** Opening RECORDS TO USE block **

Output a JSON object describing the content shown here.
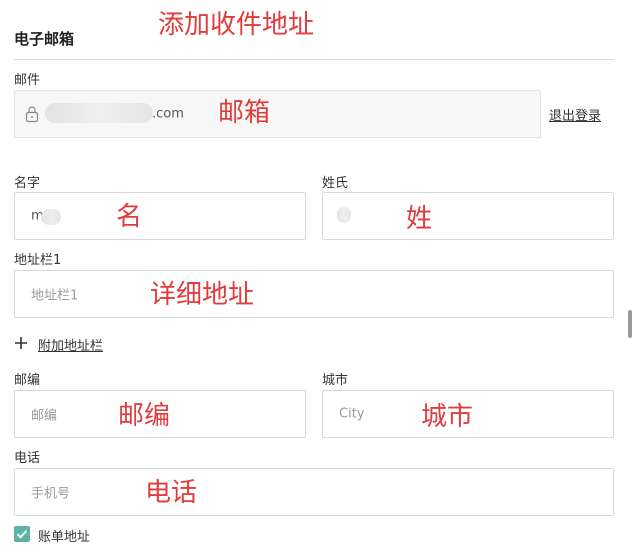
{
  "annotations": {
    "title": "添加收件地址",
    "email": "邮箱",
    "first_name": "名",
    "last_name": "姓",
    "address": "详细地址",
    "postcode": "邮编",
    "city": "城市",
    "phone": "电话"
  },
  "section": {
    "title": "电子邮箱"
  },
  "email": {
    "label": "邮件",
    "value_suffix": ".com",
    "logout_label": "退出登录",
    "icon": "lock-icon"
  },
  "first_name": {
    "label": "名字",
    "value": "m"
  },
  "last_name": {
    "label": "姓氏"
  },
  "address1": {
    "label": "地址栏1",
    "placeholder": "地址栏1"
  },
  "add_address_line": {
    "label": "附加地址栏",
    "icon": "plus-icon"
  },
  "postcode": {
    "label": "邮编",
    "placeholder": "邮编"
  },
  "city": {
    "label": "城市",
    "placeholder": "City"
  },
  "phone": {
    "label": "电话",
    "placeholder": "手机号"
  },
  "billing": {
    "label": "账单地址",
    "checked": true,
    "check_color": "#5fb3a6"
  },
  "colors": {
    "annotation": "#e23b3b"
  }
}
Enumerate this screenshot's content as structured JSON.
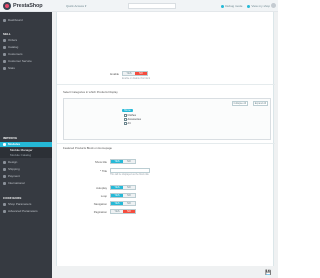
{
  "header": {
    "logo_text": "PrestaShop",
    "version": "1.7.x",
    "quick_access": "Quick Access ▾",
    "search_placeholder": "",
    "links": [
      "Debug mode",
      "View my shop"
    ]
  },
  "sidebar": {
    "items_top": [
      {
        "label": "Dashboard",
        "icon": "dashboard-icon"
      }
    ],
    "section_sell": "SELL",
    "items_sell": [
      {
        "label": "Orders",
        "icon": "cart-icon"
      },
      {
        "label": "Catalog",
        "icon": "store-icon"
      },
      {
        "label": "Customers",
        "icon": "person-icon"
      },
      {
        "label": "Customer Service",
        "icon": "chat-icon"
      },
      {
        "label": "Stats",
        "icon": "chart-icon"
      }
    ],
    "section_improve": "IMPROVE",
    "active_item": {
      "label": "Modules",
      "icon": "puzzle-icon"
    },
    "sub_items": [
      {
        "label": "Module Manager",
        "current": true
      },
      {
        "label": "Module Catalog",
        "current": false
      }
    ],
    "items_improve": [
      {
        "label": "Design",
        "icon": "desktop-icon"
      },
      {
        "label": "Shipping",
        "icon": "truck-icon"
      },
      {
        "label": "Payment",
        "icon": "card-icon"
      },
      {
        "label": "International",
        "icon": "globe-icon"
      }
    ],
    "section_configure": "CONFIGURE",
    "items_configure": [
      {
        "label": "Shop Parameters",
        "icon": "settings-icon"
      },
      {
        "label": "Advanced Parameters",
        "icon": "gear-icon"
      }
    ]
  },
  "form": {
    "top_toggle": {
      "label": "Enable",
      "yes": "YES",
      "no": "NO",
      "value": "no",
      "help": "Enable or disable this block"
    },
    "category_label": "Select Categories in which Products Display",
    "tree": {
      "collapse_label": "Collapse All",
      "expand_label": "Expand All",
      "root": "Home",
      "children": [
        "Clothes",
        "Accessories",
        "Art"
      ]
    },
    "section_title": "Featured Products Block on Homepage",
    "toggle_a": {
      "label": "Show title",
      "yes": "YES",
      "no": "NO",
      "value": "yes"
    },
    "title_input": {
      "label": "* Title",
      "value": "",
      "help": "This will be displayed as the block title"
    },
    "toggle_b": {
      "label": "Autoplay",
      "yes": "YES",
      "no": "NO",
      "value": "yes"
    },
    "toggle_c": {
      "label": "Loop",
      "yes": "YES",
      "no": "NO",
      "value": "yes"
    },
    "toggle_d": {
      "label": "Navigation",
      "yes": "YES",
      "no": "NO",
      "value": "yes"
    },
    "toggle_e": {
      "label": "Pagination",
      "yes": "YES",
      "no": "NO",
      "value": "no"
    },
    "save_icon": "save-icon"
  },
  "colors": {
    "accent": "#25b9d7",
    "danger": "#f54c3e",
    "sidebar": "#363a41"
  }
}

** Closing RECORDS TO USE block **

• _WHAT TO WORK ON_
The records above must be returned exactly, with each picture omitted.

• _ANSWER TO THIS PROBLEM_
Output a JSON object describing the content shown here.
{
  "annotations": {
    "title": "添加收件地址",
    "email": "邮箱",
    "first_name": "名",
    "last_name": "姓",
    "address": "详细地址",
    "postcode": "邮编",
    "city": "城市",
    "phone": "电话"
  },
  "section": {
    "title": "电子邮箱"
  },
  "email": {
    "label": "邮件",
    "value_suffix": ".com",
    "logout_label": "退出登录",
    "icon": "lock-icon"
  },
  "first_name": {
    "label": "名字",
    "value": "m"
  },
  "last_name": {
    "label": "姓氏"
  },
  "address1": {
    "label": "地址栏1",
    "placeholder": "地址栏1"
  },
  "add_address_line": {
    "label": "附加地址栏",
    "icon": "plus-icon"
  },
  "postcode": {
    "label": "邮编",
    "placeholder": "邮编"
  },
  "city": {
    "label": "城市",
    "placeholder": "City"
  },
  "phone": {
    "label": "电话",
    "placeholder": "手机号"
  },
  "billing": {
    "label": "账单地址",
    "checked": true,
    "check_color": "#5fb3a6"
  },
  "colors": {
    "annotation": "#e23b3b"
  }
}
Enumerate this screenshot's content as structured JSON.
{
  "header": {
    "logo_text": "PrestaShop",
    "version": "1.7.x",
    "quick_access": "Quick Access ▾",
    "search_placeholder": "",
    "links": [
      "Debug mode",
      "View my shop"
    ]
  },
  "sidebar": {
    "items_top": [
      {
        "label": "Dashboard",
        "icon": "dashboard-icon"
      }
    ],
    "section_sell": "SELL",
    "items_sell": [
      {
        "label": "Orders",
        "icon": "cart-icon"
      },
      {
        "label": "Catalog",
        "icon": "store-icon"
      },
      {
        "label": "Customers",
        "icon": "person-icon"
      },
      {
        "label": "Customer Service",
        "icon": "chat-icon"
      },
      {
        "label": "Stats",
        "icon": "chart-icon"
      }
    ],
    "section_improve": "IMPROVE",
    "active_item": {
      "label": "Modules",
      "icon": "puzzle-icon"
    },
    "sub_items": [
      {
        "label": "Module Manager",
        "current": true
      },
      {
        "label": "Module Catalog",
        "current": false
      }
    ],
    "items_improve": [
      {
        "label": "Design",
        "icon": "desktop-icon"
      },
      {
        "label": "Shipping",
        "icon": "truck-icon"
      },
      {
        "label": "Payment",
        "icon": "card-icon"
      },
      {
        "label": "International",
        "icon": "globe-icon"
      }
    ],
    "section_configure": "CONFIGURE",
    "items_configure": [
      {
        "label": "Shop Parameters",
        "icon": "settings-icon"
      },
      {
        "label": "Advanced Parameters",
        "icon": "gear-icon"
      }
    ]
  },
  "form": {
    "top_toggle": {
      "label": "Enable",
      "yes": "YES",
      "no": "NO",
      "value": "no",
      "help": "Enable or disable this block"
    },
    "category_label": "Select Categories in which Products Display",
    "tree": {
      "collapse_label": "Collapse All",
      "expand_label": "Expand All",
      "root": "Home",
      "children": [
        "Clothes",
        "Accessories",
        "Art"
      ]
    },
    "section_title": "Featured Products Block on Homepage",
    "toggle_a": {
      "label": "Show title",
      "yes": "YES",
      "no": "NO",
      "value": "yes"
    },
    "title_input": {
      "label": "* Title",
      "value": "",
      "help": "This will be displayed as the block title"
    },
    "toggle_b": {
      "label": "Autoplay",
      "yes": "YES",
      "no": "NO",
      "value": "yes"
    },
    "toggle_c": {
      "label": "Loop",
      "yes": "YES",
      "no": "NO",
      "value": "yes"
    },
    "toggle_d": {
      "label": "Navigation",
      "yes": "YES",
      "no": "NO",
      "value": "yes"
    },
    "toggle_e": {
      "label": "Pagination",
      "yes": "YES",
      "no": "NO",
      "value": "no"
    },
    "save_icon": "save-icon"
  },
  "colors": {
    "accent": "#25b9d7",
    "danger": "#f54c3e",
    "sidebar": "#363a41"
  }
}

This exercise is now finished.